WHAT YOU SHOULD DO:
For this exercise, print the records below verbatim.

Component data from apps and pages

☆ ☆ ☆

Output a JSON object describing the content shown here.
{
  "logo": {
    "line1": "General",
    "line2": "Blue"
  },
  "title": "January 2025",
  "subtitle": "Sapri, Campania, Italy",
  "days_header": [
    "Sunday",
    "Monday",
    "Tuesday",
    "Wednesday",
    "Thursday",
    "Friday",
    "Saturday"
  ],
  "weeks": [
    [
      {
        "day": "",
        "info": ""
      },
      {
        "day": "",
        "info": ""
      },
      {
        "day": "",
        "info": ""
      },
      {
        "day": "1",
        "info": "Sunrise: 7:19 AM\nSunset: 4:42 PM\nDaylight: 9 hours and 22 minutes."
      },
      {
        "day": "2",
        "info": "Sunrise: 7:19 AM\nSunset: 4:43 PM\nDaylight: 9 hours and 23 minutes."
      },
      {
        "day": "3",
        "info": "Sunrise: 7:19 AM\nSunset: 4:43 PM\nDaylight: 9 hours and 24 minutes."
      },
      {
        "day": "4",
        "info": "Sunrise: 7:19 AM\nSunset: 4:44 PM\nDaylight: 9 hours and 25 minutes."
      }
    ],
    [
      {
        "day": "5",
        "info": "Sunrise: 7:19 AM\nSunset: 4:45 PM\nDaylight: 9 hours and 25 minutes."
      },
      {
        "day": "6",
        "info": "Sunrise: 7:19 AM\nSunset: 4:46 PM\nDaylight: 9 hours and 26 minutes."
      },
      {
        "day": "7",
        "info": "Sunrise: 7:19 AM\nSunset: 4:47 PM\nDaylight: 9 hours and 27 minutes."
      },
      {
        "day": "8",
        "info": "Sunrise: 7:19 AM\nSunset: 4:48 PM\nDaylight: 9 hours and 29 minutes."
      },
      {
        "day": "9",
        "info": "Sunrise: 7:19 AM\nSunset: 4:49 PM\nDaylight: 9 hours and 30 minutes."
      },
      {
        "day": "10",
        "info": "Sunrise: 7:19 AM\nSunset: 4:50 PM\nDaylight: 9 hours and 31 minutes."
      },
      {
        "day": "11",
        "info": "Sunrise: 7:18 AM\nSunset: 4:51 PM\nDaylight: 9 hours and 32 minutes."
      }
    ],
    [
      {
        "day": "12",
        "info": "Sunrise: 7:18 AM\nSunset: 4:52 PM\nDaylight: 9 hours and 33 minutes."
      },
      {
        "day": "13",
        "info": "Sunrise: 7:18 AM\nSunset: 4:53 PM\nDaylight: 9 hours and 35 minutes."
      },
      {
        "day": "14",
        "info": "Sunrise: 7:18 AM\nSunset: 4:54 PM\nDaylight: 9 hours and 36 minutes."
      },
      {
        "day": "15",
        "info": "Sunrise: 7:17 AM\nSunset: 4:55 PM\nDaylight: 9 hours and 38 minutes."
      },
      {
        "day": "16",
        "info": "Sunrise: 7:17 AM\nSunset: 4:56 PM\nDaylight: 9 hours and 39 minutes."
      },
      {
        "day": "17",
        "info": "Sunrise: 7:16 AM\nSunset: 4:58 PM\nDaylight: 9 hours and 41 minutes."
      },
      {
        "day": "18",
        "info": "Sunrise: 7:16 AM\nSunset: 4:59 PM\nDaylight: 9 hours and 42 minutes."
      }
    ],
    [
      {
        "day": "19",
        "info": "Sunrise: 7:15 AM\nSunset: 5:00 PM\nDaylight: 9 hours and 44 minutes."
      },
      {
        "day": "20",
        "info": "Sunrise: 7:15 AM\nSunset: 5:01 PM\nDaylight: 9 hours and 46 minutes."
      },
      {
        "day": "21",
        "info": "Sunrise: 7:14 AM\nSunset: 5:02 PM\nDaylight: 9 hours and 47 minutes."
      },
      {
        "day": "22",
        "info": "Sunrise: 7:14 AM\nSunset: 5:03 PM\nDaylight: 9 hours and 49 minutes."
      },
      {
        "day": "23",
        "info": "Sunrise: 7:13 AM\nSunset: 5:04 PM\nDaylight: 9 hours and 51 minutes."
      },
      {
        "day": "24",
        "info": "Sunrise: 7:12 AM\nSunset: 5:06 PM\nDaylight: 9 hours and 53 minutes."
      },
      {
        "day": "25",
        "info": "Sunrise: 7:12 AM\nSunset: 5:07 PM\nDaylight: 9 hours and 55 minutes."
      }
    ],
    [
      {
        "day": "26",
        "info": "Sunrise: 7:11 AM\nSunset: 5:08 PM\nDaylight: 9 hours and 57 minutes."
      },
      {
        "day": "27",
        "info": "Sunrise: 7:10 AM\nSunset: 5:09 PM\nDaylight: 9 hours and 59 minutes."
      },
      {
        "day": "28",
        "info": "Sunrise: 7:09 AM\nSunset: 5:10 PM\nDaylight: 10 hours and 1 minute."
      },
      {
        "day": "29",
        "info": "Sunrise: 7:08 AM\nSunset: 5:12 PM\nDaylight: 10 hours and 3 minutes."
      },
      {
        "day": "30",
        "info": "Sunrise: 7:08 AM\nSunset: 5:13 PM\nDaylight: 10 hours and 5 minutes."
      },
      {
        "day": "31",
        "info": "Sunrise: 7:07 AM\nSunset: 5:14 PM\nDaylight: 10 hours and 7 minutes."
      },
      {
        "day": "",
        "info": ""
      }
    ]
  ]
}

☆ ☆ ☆

RESPONSE:
Output a JSON object describing the content shown here.
{
  "logo": {
    "line1": "General",
    "line2": "Blue"
  },
  "title": "January 2025",
  "subtitle": "Sapri, Campania, Italy",
  "days_header": [
    "Sunday",
    "Monday",
    "Tuesday",
    "Wednesday",
    "Thursday",
    "Friday",
    "Saturday"
  ],
  "weeks": [
    [
      {
        "day": "",
        "info": ""
      },
      {
        "day": "",
        "info": ""
      },
      {
        "day": "",
        "info": ""
      },
      {
        "day": "1",
        "info": "Sunrise: 7:19 AM\nSunset: 4:42 PM\nDaylight: 9 hours and 22 minutes."
      },
      {
        "day": "2",
        "info": "Sunrise: 7:19 AM\nSunset: 4:43 PM\nDaylight: 9 hours and 23 minutes."
      },
      {
        "day": "3",
        "info": "Sunrise: 7:19 AM\nSunset: 4:43 PM\nDaylight: 9 hours and 24 minutes."
      },
      {
        "day": "4",
        "info": "Sunrise: 7:19 AM\nSunset: 4:44 PM\nDaylight: 9 hours and 25 minutes."
      }
    ],
    [
      {
        "day": "5",
        "info": "Sunrise: 7:19 AM\nSunset: 4:45 PM\nDaylight: 9 hours and 25 minutes."
      },
      {
        "day": "6",
        "info": "Sunrise: 7:19 AM\nSunset: 4:46 PM\nDaylight: 9 hours and 26 minutes."
      },
      {
        "day": "7",
        "info": "Sunrise: 7:19 AM\nSunset: 4:47 PM\nDaylight: 9 hours and 27 minutes."
      },
      {
        "day": "8",
        "info": "Sunrise: 7:19 AM\nSunset: 4:48 PM\nDaylight: 9 hours and 29 minutes."
      },
      {
        "day": "9",
        "info": "Sunrise: 7:19 AM\nSunset: 4:49 PM\nDaylight: 9 hours and 30 minutes."
      },
      {
        "day": "10",
        "info": "Sunrise: 7:19 AM\nSunset: 4:50 PM\nDaylight: 9 hours and 31 minutes."
      },
      {
        "day": "11",
        "info": "Sunrise: 7:18 AM\nSunset: 4:51 PM\nDaylight: 9 hours and 32 minutes."
      }
    ],
    [
      {
        "day": "12",
        "info": "Sunrise: 7:18 AM\nSunset: 4:52 PM\nDaylight: 9 hours and 33 minutes."
      },
      {
        "day": "13",
        "info": "Sunrise: 7:18 AM\nSunset: 4:53 PM\nDaylight: 9 hours and 35 minutes."
      },
      {
        "day": "14",
        "info": "Sunrise: 7:18 AM\nSunset: 4:54 PM\nDaylight: 9 hours and 36 minutes."
      },
      {
        "day": "15",
        "info": "Sunrise: 7:17 AM\nSunset: 4:55 PM\nDaylight: 9 hours and 38 minutes."
      },
      {
        "day": "16",
        "info": "Sunrise: 7:17 AM\nSunset: 4:56 PM\nDaylight: 9 hours and 39 minutes."
      },
      {
        "day": "17",
        "info": "Sunrise: 7:16 AM\nSunset: 4:58 PM\nDaylight: 9 hours and 41 minutes."
      },
      {
        "day": "18",
        "info": "Sunrise: 7:16 AM\nSunset: 4:59 PM\nDaylight: 9 hours and 42 minutes."
      }
    ],
    [
      {
        "day": "19",
        "info": "Sunrise: 7:15 AM\nSunset: 5:00 PM\nDaylight: 9 hours and 44 minutes."
      },
      {
        "day": "20",
        "info": "Sunrise: 7:15 AM\nSunset: 5:01 PM\nDaylight: 9 hours and 46 minutes."
      },
      {
        "day": "21",
        "info": "Sunrise: 7:14 AM\nSunset: 5:02 PM\nDaylight: 9 hours and 47 minutes."
      },
      {
        "day": "22",
        "info": "Sunrise: 7:14 AM\nSunset: 5:03 PM\nDaylight: 9 hours and 49 minutes."
      },
      {
        "day": "23",
        "info": "Sunrise: 7:13 AM\nSunset: 5:04 PM\nDaylight: 9 hours and 51 minutes."
      },
      {
        "day": "24",
        "info": "Sunrise: 7:12 AM\nSunset: 5:06 PM\nDaylight: 9 hours and 53 minutes."
      },
      {
        "day": "25",
        "info": "Sunrise: 7:12 AM\nSunset: 5:07 PM\nDaylight: 9 hours and 55 minutes."
      }
    ],
    [
      {
        "day": "26",
        "info": "Sunrise: 7:11 AM\nSunset: 5:08 PM\nDaylight: 9 hours and 57 minutes."
      },
      {
        "day": "27",
        "info": "Sunrise: 7:10 AM\nSunset: 5:09 PM\nDaylight: 9 hours and 59 minutes."
      },
      {
        "day": "28",
        "info": "Sunrise: 7:09 AM\nSunset: 5:10 PM\nDaylight: 10 hours and 1 minute."
      },
      {
        "day": "29",
        "info": "Sunrise: 7:08 AM\nSunset: 5:12 PM\nDaylight: 10 hours and 3 minutes."
      },
      {
        "day": "30",
        "info": "Sunrise: 7:08 AM\nSunset: 5:13 PM\nDaylight: 10 hours and 5 minutes."
      },
      {
        "day": "31",
        "info": "Sunrise: 7:07 AM\nSunset: 5:14 PM\nDaylight: 10 hours and 7 minutes."
      },
      {
        "day": "",
        "info": ""
      }
    ]
  ]
}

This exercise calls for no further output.